(Dataset records)
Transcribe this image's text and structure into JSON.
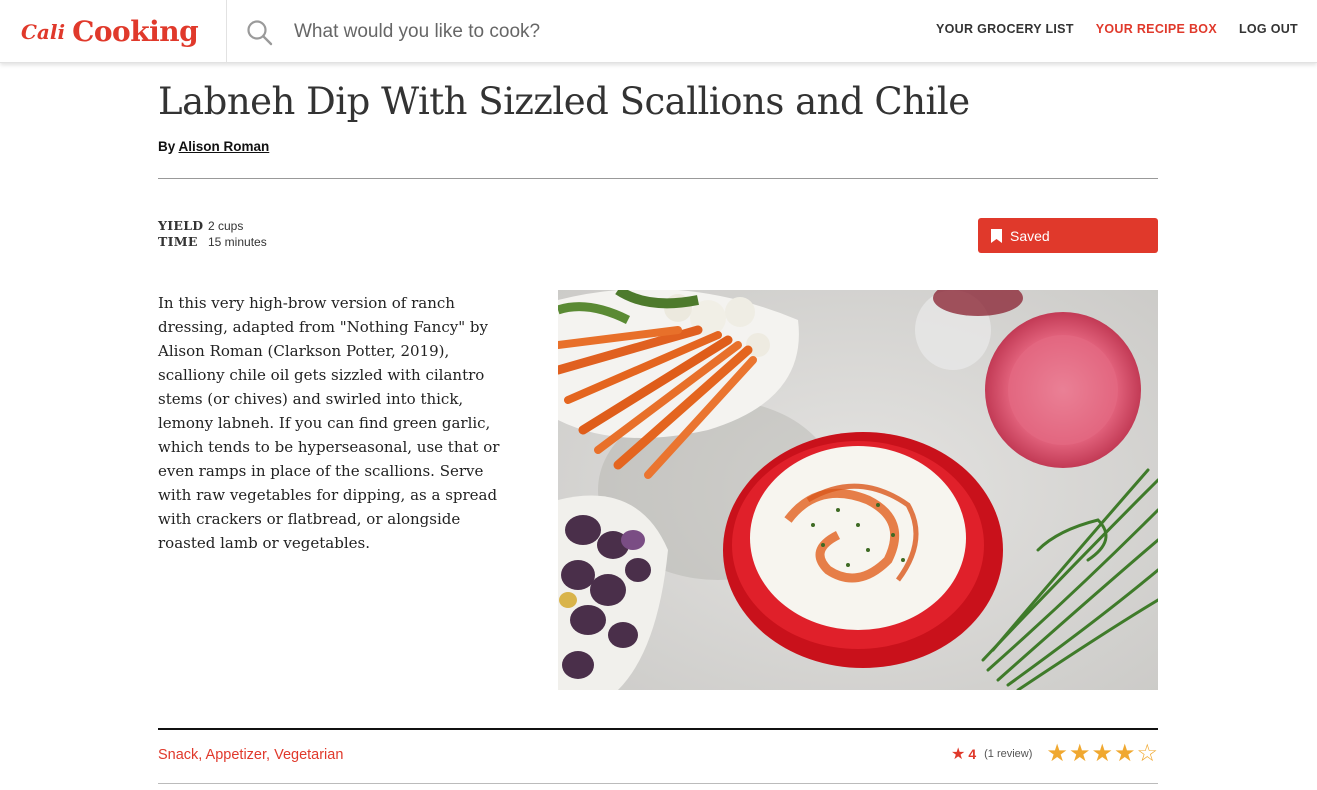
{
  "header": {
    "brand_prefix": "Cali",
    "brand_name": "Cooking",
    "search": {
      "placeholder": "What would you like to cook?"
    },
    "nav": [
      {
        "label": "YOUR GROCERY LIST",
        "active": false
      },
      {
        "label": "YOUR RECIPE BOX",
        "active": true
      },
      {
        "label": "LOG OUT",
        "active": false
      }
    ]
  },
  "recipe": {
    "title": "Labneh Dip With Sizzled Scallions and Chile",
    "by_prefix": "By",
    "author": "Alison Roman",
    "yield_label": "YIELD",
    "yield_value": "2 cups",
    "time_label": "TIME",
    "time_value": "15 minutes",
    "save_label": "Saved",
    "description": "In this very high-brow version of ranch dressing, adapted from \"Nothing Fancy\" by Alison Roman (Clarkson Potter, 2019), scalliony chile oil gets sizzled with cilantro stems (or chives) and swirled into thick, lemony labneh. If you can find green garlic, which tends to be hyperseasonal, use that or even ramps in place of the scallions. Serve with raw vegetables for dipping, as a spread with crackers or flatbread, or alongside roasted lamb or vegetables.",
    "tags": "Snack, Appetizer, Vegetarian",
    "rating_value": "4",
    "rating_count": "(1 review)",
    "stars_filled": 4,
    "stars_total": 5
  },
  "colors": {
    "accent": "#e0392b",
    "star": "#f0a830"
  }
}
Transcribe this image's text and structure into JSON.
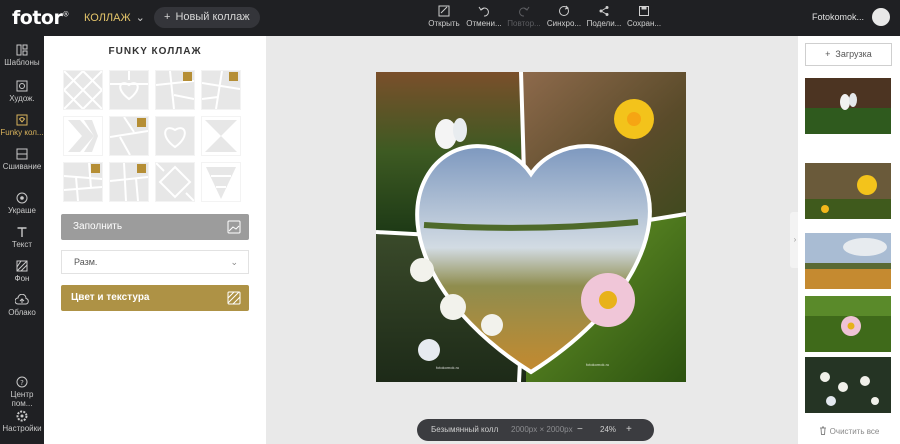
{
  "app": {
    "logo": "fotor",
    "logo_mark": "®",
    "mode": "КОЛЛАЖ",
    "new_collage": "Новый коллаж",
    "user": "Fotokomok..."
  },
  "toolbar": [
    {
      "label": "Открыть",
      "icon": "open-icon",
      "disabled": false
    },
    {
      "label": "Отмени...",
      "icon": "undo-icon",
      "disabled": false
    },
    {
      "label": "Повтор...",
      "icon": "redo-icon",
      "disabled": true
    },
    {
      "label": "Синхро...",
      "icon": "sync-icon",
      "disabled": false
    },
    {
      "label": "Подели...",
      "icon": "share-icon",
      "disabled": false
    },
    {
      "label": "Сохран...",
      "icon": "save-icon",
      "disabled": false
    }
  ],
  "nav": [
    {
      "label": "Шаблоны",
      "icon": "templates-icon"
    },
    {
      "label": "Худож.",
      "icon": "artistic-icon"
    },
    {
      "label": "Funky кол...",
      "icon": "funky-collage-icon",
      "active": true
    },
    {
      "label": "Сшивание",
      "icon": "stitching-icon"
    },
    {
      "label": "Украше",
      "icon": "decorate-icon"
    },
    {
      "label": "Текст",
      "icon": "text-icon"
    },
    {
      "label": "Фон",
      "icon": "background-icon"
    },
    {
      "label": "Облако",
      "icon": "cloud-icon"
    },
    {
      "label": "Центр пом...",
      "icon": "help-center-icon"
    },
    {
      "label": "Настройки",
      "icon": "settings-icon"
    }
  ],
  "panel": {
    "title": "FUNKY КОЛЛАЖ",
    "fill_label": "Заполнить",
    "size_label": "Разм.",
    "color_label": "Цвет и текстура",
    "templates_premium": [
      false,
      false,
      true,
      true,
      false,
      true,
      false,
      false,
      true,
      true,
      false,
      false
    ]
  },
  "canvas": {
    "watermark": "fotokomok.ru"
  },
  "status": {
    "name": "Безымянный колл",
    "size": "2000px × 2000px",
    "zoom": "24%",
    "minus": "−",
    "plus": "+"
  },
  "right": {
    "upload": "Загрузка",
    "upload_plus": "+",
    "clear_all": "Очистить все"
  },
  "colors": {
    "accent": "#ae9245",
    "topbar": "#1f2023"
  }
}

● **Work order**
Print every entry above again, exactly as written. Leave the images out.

● **Result for this task**
Transcribe this image's text and structure into JSON.
{
  "header": {
    "brand_prefix": "Cali",
    "brand_name": "Cooking",
    "search": {
      "placeholder": "What would you like to cook?"
    },
    "nav": [
      {
        "label": "YOUR GROCERY LIST",
        "active": false
      },
      {
        "label": "YOUR RECIPE BOX",
        "active": true
      },
      {
        "label": "LOG OUT",
        "active": false
      }
    ]
  },
  "recipe": {
    "title": "Labneh Dip With Sizzled Scallions and Chile",
    "by_prefix": "By",
    "author": "Alison Roman",
    "yield_label": "YIELD",
    "yield_value": "2 cups",
    "time_label": "TIME",
    "time_value": "15 minutes",
    "save_label": "Saved",
    "description": "In this very high-brow version of ranch dressing, adapted from \"Nothing Fancy\" by Alison Roman (Clarkson Potter, 2019), scalliony chile oil gets sizzled with cilantro stems (or chives) and swirled into thick, lemony labneh. If you can find green garlic, which tends to be hyperseasonal, use that or even ramps in place of the scallions. Serve with raw vegetables for dipping, as a spread with crackers or flatbread, or alongside roasted lamb or vegetables.",
    "tags": "Snack, Appetizer, Vegetarian",
    "rating_value": "4",
    "rating_count": "(1 review)",
    "stars_filled": 4,
    "stars_total": 5
  },
  "colors": {
    "accent": "#e0392b",
    "star": "#f0a830"
  }
}
Transcribe this image's text and structure into JSON.
{
  "app": {
    "logo": "fotor",
    "logo_mark": "®",
    "mode": "КОЛЛАЖ",
    "new_collage": "Новый коллаж",
    "user": "Fotokomok..."
  },
  "toolbar": [
    {
      "label": "Открыть",
      "icon": "open-icon",
      "disabled": false
    },
    {
      "label": "Отмени...",
      "icon": "undo-icon",
      "disabled": false
    },
    {
      "label": "Повтор...",
      "icon": "redo-icon",
      "disabled": true
    },
    {
      "label": "Синхро...",
      "icon": "sync-icon",
      "disabled": false
    },
    {
      "label": "Подели...",
      "icon": "share-icon",
      "disabled": false
    },
    {
      "label": "Сохран...",
      "icon": "save-icon",
      "disabled": false
    }
  ],
  "nav": [
    {
      "label": "Шаблоны",
      "icon": "templates-icon"
    },
    {
      "label": "Худож.",
      "icon": "artistic-icon"
    },
    {
      "label": "Funky кол...",
      "icon": "funky-collage-icon",
      "active": true
    },
    {
      "label": "Сшивание",
      "icon": "stitching-icon"
    },
    {
      "label": "Украше",
      "icon": "decorate-icon"
    },
    {
      "label": "Текст",
      "icon": "text-icon"
    },
    {
      "label": "Фон",
      "icon": "background-icon"
    },
    {
      "label": "Облако",
      "icon": "cloud-icon"
    },
    {
      "label": "Центр пом...",
      "icon": "help-center-icon"
    },
    {
      "label": "Настройки",
      "icon": "settings-icon"
    }
  ],
  "panel": {
    "title": "FUNKY КОЛЛАЖ",
    "fill_label": "Заполнить",
    "size_label": "Разм.",
    "color_label": "Цвет и текстура",
    "templates_premium": [
      false,
      false,
      true,
      true,
      false,
      true,
      false,
      false,
      true,
      true,
      false,
      false
    ]
  },
  "canvas": {
    "watermark": "fotokomok.ru"
  },
  "status": {
    "name": "Безымянный колл",
    "size": "2000px × 2000px",
    "zoom": "24%",
    "minus": "−",
    "plus": "+"
  },
  "right": {
    "upload": "Загрузка",
    "upload_plus": "+",
    "clear_all": "Очистить все"
  },
  "colors": {
    "accent": "#ae9245",
    "topbar": "#1f2023"
  }
}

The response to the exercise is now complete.